- **Goal of the exercise**
Would you please restate the data exactly as it stands, apart from the pictures?

===== Data for analysis

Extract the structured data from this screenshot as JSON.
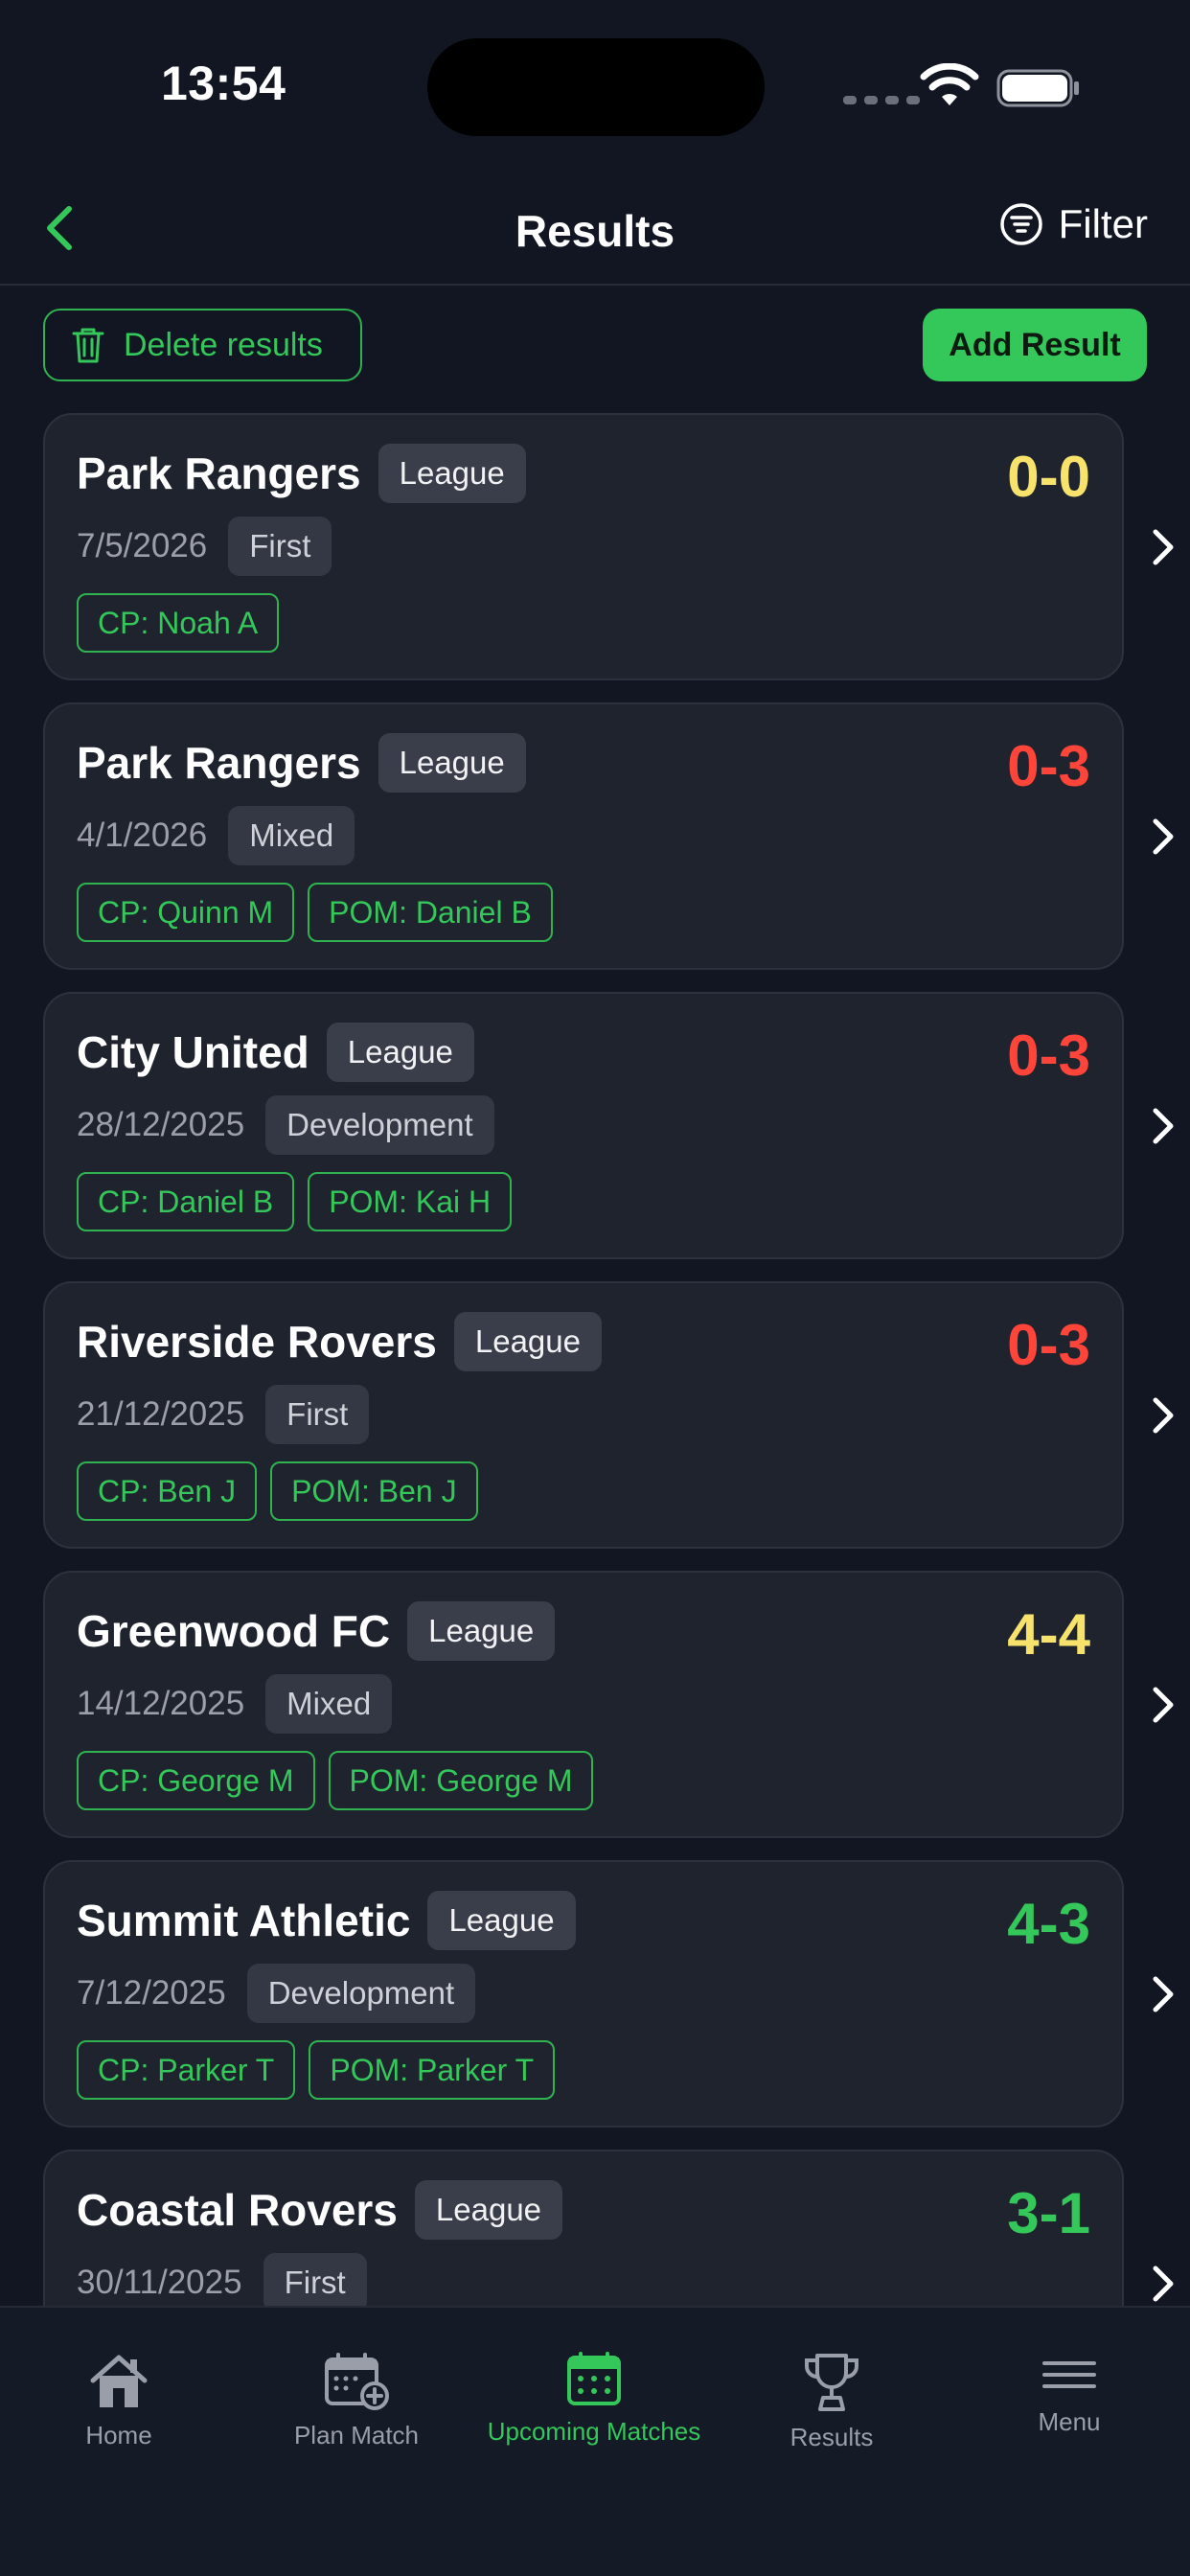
{
  "status": {
    "time": "13:54"
  },
  "nav": {
    "title": "Results",
    "filter_label": "Filter"
  },
  "actions": {
    "delete_label": "Delete results",
    "add_label": "Add Result"
  },
  "colors": {
    "accent": "#34c759",
    "draw": "#f7e36b",
    "loss": "#ff453a",
    "win": "#34c759"
  },
  "results": [
    {
      "team": "Park Rangers",
      "competition": "League",
      "date": "7/5/2026",
      "squad": "First",
      "tags": [
        "CP: Noah A"
      ],
      "score": "0-0",
      "outcome": "draw"
    },
    {
      "team": "Park Rangers",
      "competition": "League",
      "date": "4/1/2026",
      "squad": "Mixed",
      "tags": [
        "CP: Quinn M",
        "POM: Daniel B"
      ],
      "score": "0-3",
      "outcome": "loss"
    },
    {
      "team": "City United",
      "competition": "League",
      "date": "28/12/2025",
      "squad": "Development",
      "tags": [
        "CP: Daniel B",
        "POM: Kai H"
      ],
      "score": "0-3",
      "outcome": "loss"
    },
    {
      "team": "Riverside Rovers",
      "competition": "League",
      "date": "21/12/2025",
      "squad": "First",
      "tags": [
        "CP: Ben J",
        "POM: Ben J"
      ],
      "score": "0-3",
      "outcome": "loss"
    },
    {
      "team": "Greenwood FC",
      "competition": "League",
      "date": "14/12/2025",
      "squad": "Mixed",
      "tags": [
        "CP: George M",
        "POM: George M"
      ],
      "score": "4-4",
      "outcome": "draw"
    },
    {
      "team": "Summit Athletic",
      "competition": "League",
      "date": "7/12/2025",
      "squad": "Development",
      "tags": [
        "CP: Parker T",
        "POM: Parker T"
      ],
      "score": "4-3",
      "outcome": "win"
    },
    {
      "team": "Coastal Rovers",
      "competition": "League",
      "date": "30/11/2025",
      "squad": "First",
      "tags": [],
      "score": "3-1",
      "outcome": "win"
    }
  ],
  "tabs": [
    {
      "label": "Home",
      "icon": "home-icon",
      "active": false
    },
    {
      "label": "Plan Match",
      "icon": "calendar-plus-icon",
      "active": false
    },
    {
      "label": "Upcoming Matches",
      "icon": "calendar-icon",
      "active": true
    },
    {
      "label": "Results",
      "icon": "trophy-icon",
      "active": false
    },
    {
      "label": "Menu",
      "icon": "menu-icon",
      "active": false
    }
  ]
}
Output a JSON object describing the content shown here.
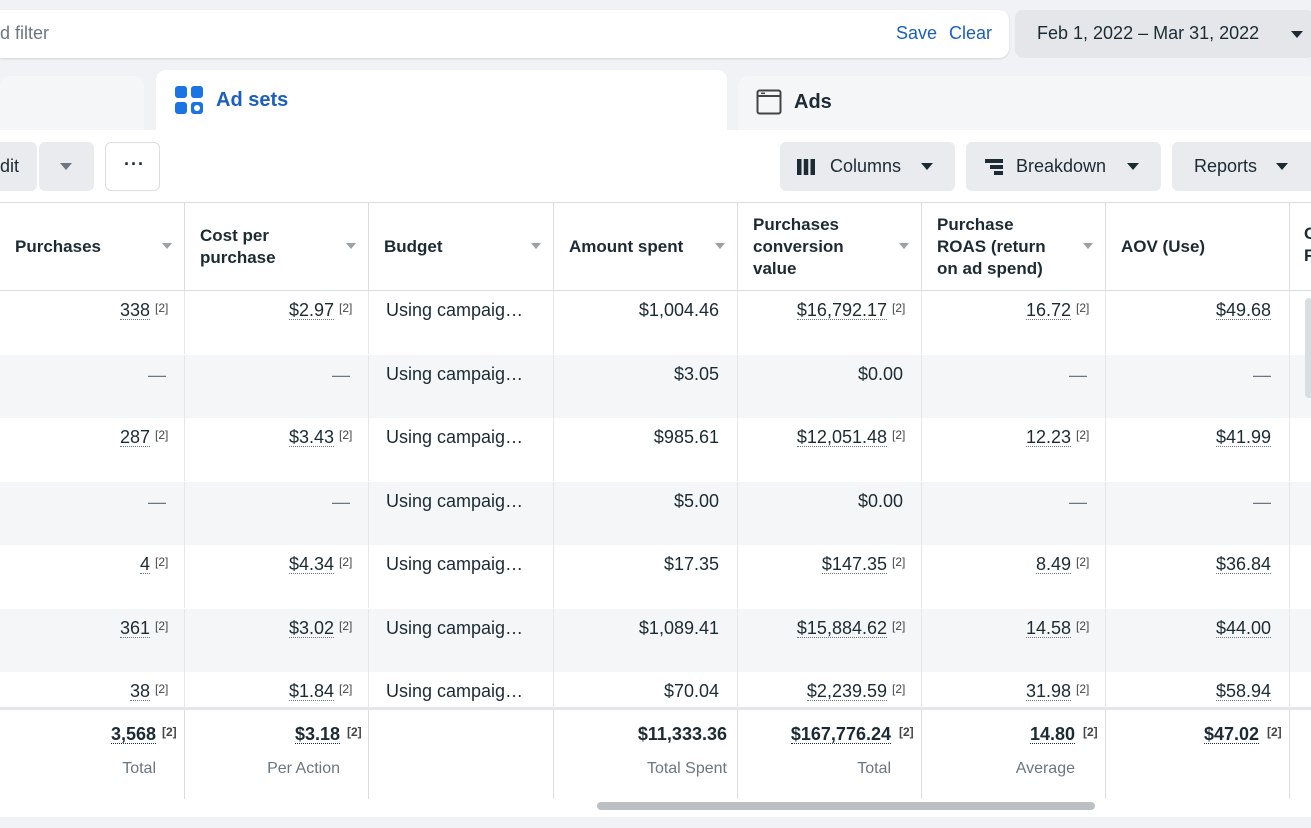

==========

- **Result**
Extract the structured data from this screenshot as JSON.
{
  "status": {
    "time": "13:54"
  },
  "nav": {
    "title": "Results",
    "filter_label": "Filter"
  },
  "actions": {
    "delete_label": "Delete results",
    "add_label": "Add Result"
  },
  "colors": {
    "accent": "#34c759",
    "draw": "#f7e36b",
    "loss": "#ff453a",
    "win": "#34c759"
  },
  "results": [
    {
      "team": "Park Rangers",
      "competition": "League",
      "date": "7/5/2026",
      "squad": "First",
      "tags": [
        "CP: Noah A"
      ],
      "score": "0-0",
      "outcome": "draw"
    },
    {
      "team": "Park Rangers",
      "competition": "League",
      "date": "4/1/2026",
      "squad": "Mixed",
      "tags": [
        "CP: Quinn M",
        "POM: Daniel B"
      ],
      "score": "0-3",
      "outcome": "loss"
    },
    {
      "team": "City United",
      "competition": "League",
      "date": "28/12/2025",
      "squad": "Development",
      "tags": [
        "CP: Daniel B",
        "POM: Kai H"
      ],
      "score": "0-3",
      "outcome": "loss"
    },
    {
      "team": "Riverside Rovers",
      "competition": "League",
      "date": "21/12/2025",
      "squad": "First",
      "tags": [
        "CP: Ben J",
        "POM: Ben J"
      ],
      "score": "0-3",
      "outcome": "loss"
    },
    {
      "team": "Greenwood FC",
      "competition": "League",
      "date": "14/12/2025",
      "squad": "Mixed",
      "tags": [
        "CP: George M",
        "POM: George M"
      ],
      "score": "4-4",
      "outcome": "draw"
    },
    {
      "team": "Summit Athletic",
      "competition": "League",
      "date": "7/12/2025",
      "squad": "Development",
      "tags": [
        "CP: Parker T",
        "POM: Parker T"
      ],
      "score": "4-3",
      "outcome": "win"
    },
    {
      "team": "Coastal Rovers",
      "competition": "League",
      "date": "30/11/2025",
      "squad": "First",
      "tags": [],
      "score": "3-1",
      "outcome": "win"
    }
  ],
  "tabs": [
    {
      "label": "Home",
      "icon": "home-icon",
      "active": false
    },
    {
      "label": "Plan Match",
      "icon": "calendar-plus-icon",
      "active": false
    },
    {
      "label": "Upcoming Matches",
      "icon": "calendar-icon",
      "active": true
    },
    {
      "label": "Results",
      "icon": "trophy-icon",
      "active": false
    },
    {
      "label": "Menu",
      "icon": "menu-icon",
      "active": false
    }
  ]
}
Output a JSON object describing the content shown here.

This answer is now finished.